* EXERCISE OBJECTIVE: Copy each line below in which the string "rating" occurs.

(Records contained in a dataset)

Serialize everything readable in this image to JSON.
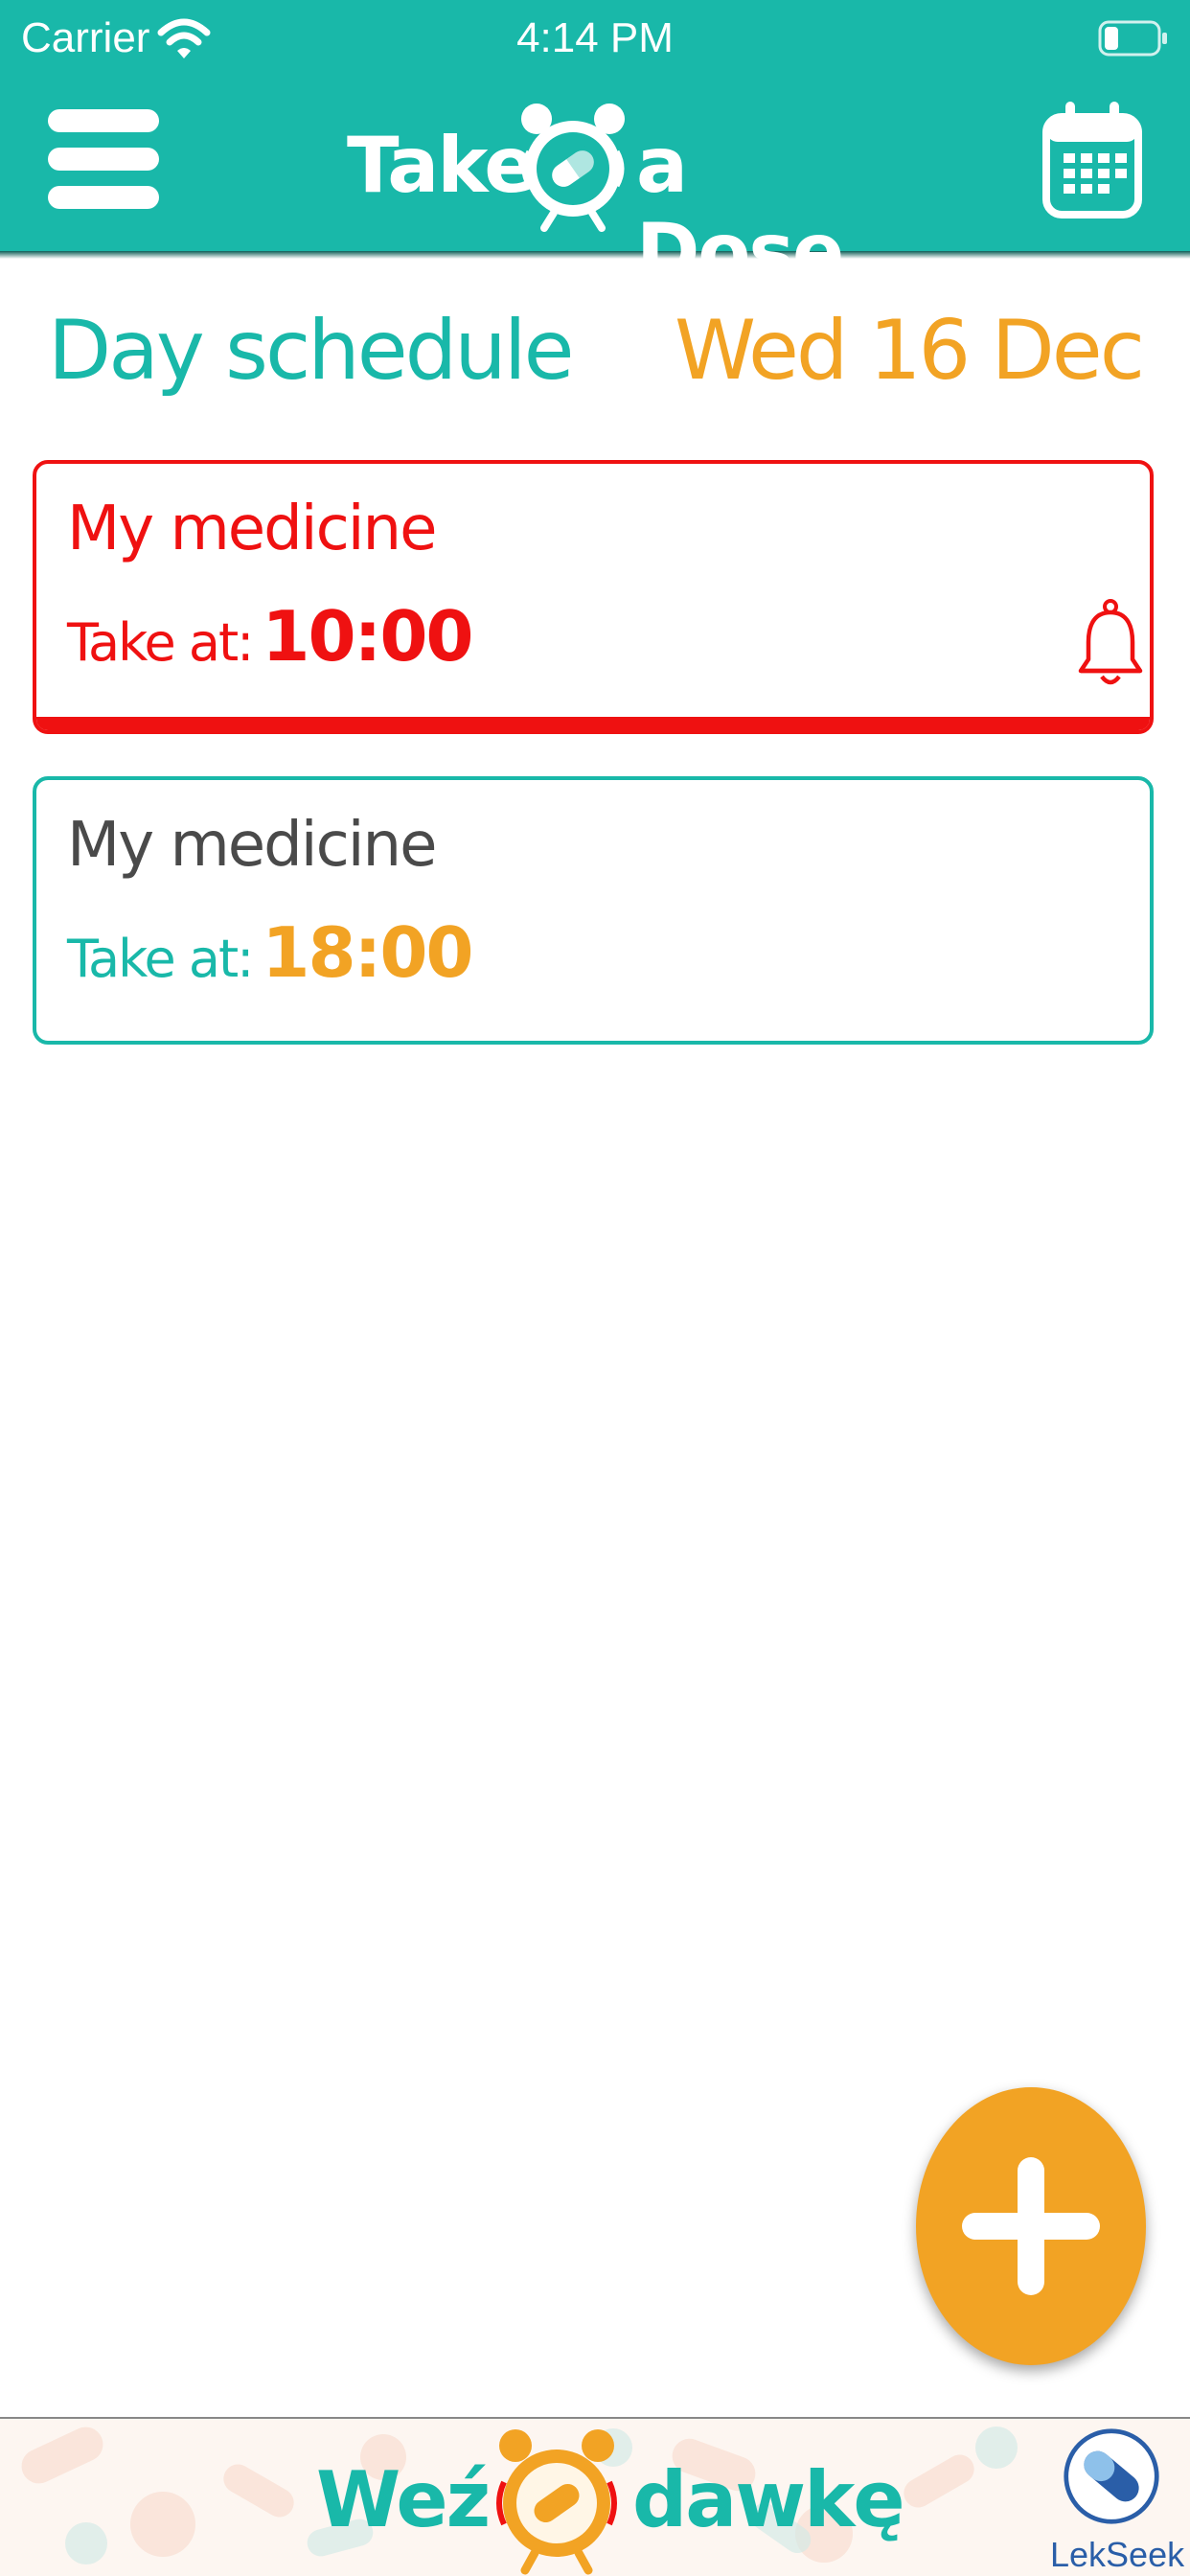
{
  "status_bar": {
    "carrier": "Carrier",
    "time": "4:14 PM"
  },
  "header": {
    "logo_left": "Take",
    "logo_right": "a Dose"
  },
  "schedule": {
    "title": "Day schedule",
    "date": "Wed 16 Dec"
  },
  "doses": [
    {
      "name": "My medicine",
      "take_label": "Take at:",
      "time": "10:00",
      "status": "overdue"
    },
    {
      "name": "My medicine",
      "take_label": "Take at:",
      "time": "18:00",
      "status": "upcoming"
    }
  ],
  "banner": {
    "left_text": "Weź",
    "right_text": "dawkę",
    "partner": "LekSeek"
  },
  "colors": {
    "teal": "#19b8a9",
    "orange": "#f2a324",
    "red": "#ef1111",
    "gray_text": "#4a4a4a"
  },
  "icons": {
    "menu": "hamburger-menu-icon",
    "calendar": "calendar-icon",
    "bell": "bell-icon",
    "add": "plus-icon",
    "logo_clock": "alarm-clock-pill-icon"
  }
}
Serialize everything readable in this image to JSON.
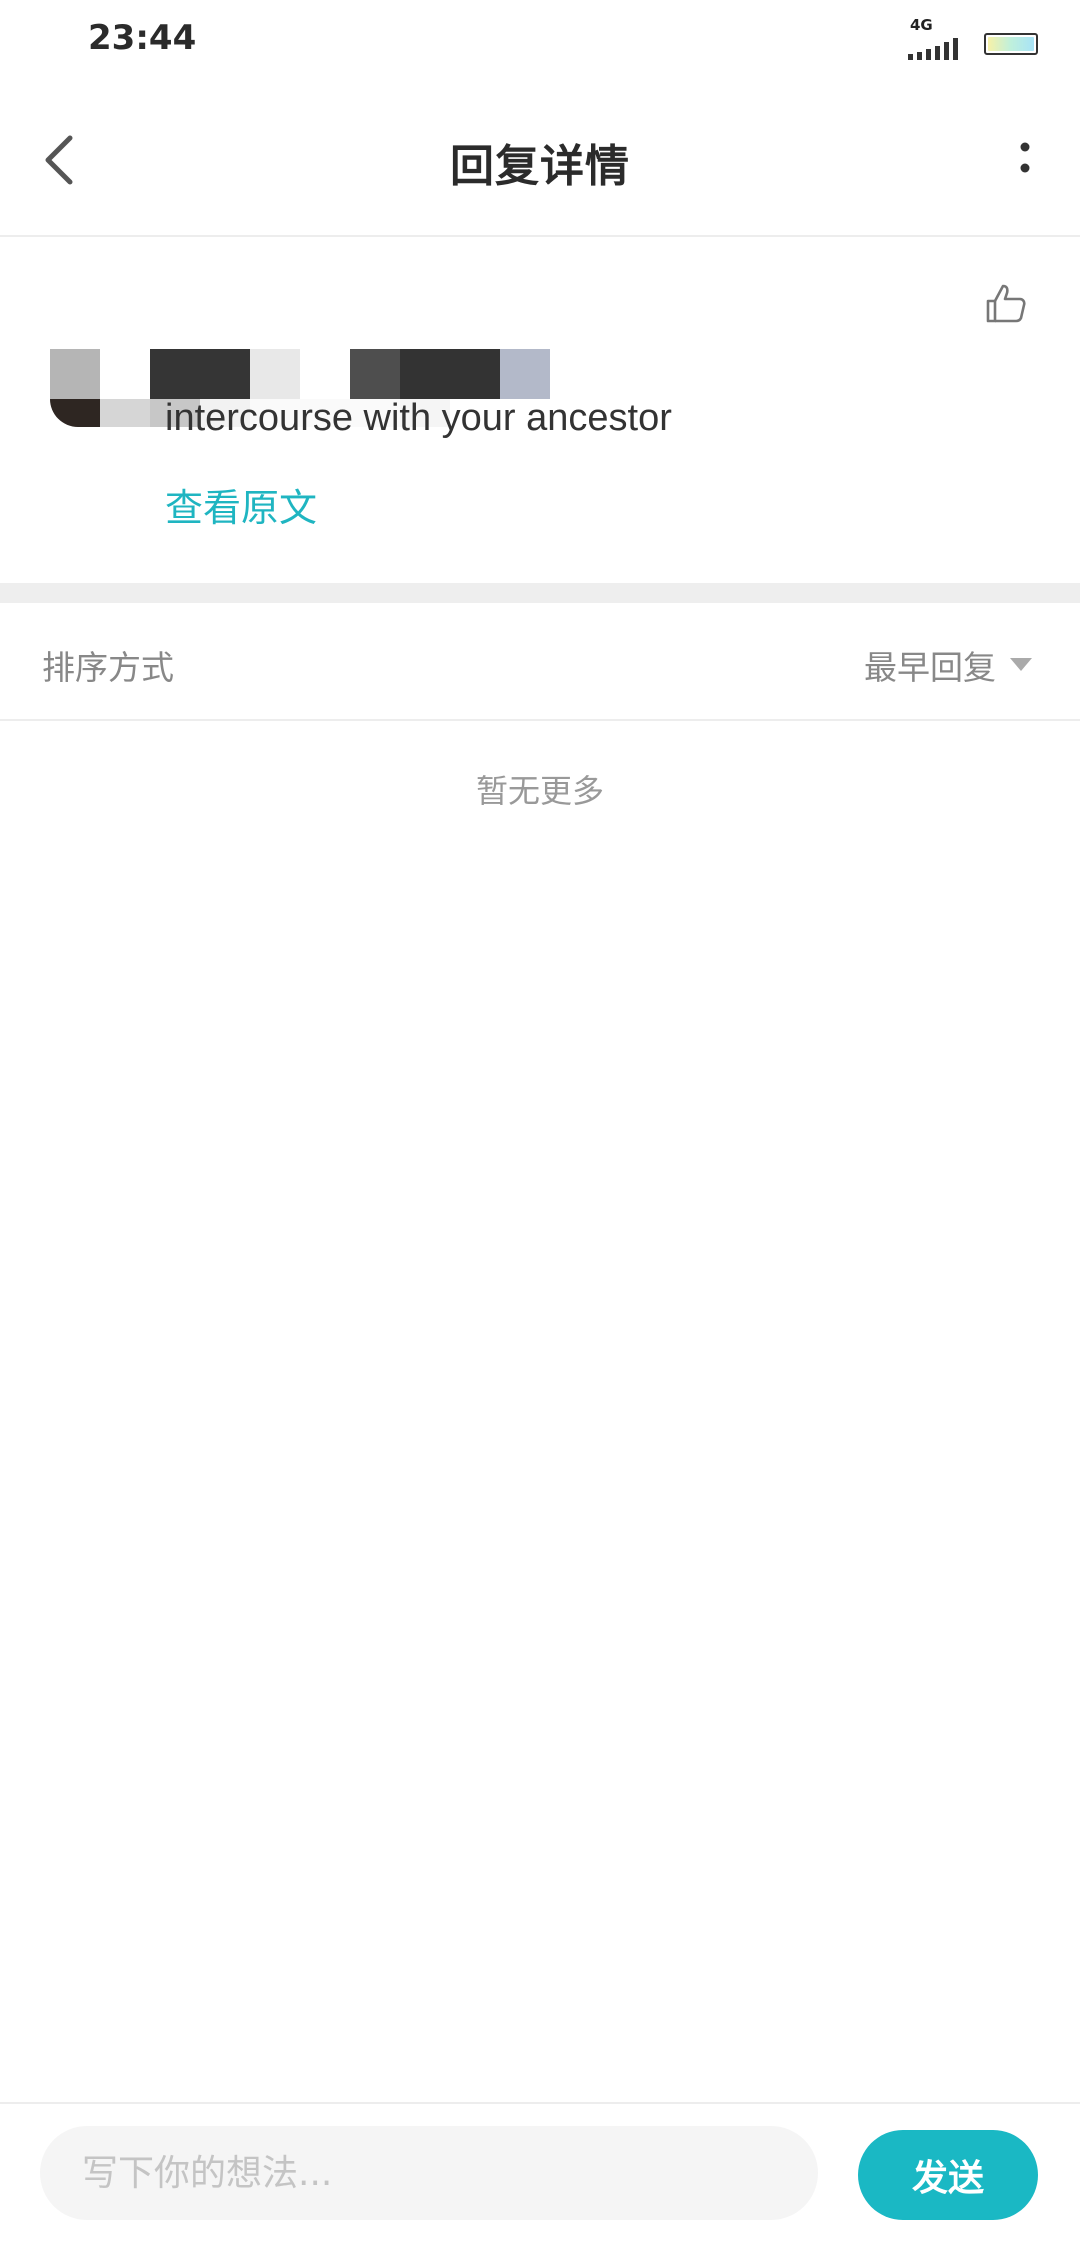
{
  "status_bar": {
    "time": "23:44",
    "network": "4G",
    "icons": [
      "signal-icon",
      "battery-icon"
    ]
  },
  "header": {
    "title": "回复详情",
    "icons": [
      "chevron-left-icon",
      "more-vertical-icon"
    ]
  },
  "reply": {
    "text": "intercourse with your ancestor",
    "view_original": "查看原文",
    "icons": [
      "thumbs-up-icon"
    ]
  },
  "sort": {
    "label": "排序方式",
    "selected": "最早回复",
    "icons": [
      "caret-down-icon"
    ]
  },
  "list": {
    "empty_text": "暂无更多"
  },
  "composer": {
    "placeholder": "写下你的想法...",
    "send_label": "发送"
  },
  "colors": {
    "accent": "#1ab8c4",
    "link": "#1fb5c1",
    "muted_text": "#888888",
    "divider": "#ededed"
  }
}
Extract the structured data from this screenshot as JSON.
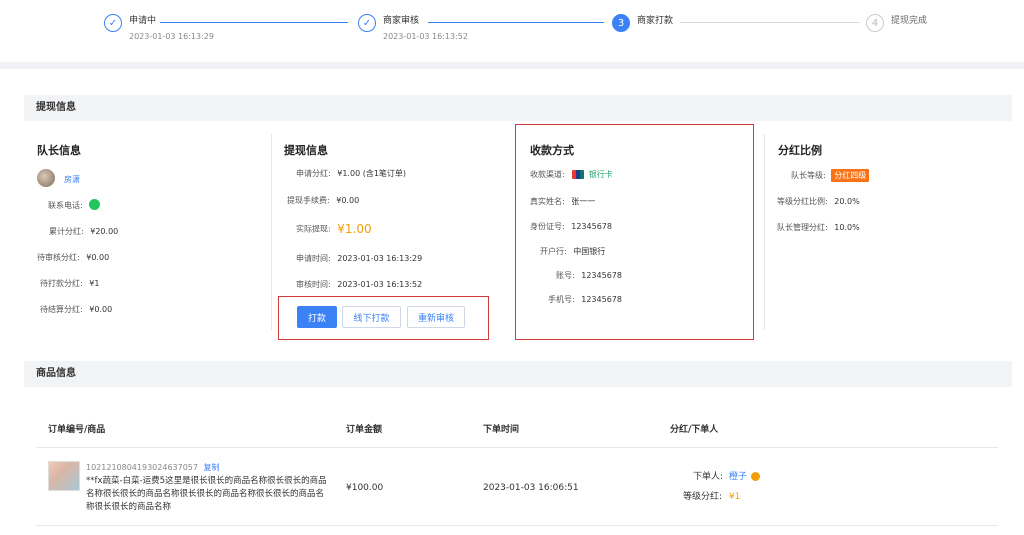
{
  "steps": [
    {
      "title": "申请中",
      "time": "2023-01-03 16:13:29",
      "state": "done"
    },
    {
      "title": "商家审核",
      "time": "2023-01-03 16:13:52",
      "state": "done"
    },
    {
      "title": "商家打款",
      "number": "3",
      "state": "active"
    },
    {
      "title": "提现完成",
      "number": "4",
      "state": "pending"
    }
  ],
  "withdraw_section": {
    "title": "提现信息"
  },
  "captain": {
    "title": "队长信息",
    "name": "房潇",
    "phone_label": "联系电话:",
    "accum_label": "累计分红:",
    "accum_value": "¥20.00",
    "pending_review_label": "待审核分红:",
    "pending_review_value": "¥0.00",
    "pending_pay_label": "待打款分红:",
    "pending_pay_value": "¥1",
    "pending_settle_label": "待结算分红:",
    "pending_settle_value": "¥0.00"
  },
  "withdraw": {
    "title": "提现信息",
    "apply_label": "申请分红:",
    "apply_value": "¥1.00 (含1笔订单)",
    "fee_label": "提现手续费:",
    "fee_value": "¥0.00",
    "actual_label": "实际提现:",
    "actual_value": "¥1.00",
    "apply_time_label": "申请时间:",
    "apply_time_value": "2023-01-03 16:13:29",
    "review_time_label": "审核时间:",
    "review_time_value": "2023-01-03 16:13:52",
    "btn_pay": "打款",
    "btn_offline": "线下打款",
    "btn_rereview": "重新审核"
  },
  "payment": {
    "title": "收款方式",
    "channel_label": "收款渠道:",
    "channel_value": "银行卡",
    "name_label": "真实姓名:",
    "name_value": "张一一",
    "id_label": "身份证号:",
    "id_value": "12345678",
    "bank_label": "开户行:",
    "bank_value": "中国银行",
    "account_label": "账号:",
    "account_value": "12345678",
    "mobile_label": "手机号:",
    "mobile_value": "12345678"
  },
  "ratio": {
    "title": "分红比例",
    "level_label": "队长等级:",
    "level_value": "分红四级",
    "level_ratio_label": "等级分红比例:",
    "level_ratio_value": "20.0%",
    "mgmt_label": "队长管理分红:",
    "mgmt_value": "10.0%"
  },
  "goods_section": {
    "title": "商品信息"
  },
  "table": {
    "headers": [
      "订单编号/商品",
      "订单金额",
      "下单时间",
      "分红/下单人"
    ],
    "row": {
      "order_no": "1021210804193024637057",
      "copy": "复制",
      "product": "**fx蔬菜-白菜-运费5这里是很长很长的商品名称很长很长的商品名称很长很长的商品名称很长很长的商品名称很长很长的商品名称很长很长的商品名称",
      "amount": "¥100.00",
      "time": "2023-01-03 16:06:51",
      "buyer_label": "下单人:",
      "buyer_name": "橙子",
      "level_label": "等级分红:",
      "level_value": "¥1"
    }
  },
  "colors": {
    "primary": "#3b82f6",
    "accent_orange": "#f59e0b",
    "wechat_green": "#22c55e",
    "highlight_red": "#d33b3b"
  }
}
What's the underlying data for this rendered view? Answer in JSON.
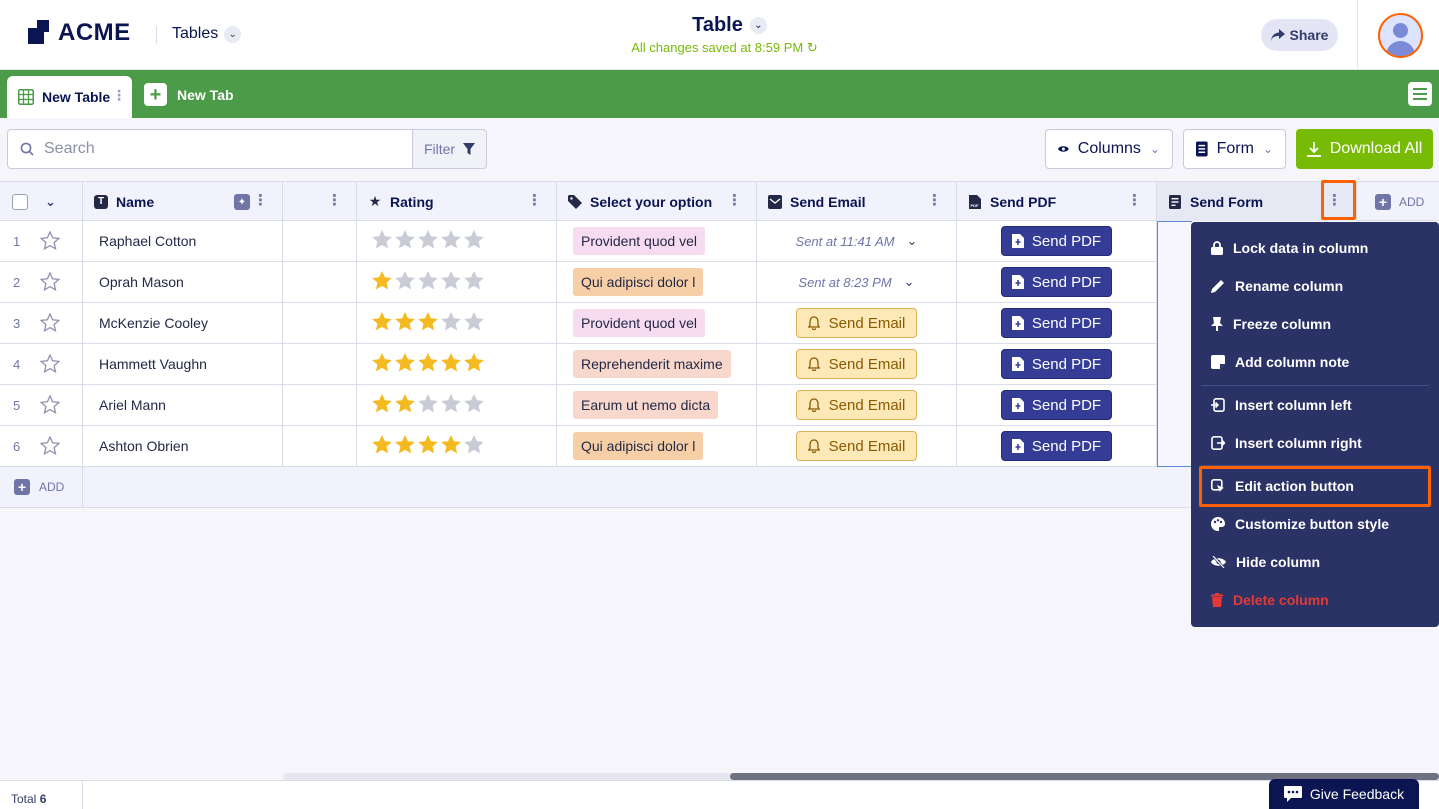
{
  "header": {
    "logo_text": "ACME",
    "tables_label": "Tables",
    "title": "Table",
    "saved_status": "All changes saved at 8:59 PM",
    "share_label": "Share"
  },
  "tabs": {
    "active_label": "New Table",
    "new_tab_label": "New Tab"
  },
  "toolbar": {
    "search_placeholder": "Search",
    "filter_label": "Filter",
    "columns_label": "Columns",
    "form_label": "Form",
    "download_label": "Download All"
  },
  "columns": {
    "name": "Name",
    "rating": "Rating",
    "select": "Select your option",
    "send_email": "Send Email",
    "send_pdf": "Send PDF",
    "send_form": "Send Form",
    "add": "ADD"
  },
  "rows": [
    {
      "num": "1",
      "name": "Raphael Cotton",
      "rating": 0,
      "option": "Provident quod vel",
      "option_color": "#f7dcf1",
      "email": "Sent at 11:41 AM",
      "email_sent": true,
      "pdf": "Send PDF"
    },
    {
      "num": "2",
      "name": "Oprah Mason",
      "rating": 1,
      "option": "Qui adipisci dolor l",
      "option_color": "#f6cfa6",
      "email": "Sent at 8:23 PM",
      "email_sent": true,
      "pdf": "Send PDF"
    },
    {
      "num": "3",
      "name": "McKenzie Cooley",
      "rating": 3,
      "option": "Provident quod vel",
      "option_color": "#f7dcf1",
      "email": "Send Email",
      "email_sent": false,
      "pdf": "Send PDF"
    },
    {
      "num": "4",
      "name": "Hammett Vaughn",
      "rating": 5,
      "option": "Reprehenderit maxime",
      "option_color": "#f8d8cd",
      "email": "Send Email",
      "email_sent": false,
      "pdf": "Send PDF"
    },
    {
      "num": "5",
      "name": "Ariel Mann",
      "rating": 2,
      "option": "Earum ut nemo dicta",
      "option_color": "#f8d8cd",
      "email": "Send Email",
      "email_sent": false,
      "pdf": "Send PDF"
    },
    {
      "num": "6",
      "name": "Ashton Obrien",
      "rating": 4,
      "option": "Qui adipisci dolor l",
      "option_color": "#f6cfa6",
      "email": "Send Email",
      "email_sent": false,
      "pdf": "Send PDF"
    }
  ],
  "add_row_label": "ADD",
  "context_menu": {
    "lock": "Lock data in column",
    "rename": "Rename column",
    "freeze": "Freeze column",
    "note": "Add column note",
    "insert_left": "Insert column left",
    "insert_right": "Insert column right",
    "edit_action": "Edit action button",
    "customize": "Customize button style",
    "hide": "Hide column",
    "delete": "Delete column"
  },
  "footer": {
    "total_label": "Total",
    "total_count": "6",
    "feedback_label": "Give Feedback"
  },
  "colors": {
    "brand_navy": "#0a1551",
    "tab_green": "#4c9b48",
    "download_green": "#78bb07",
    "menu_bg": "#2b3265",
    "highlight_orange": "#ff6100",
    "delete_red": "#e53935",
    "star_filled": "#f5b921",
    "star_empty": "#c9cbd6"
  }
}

* SOLVED EXERCISE:
    "rating": "Rating",
      "rating": 0,
      "rating": 1,
      "rating": 3,
      "rating": 5,
      "rating": 2,
      "rating": 4,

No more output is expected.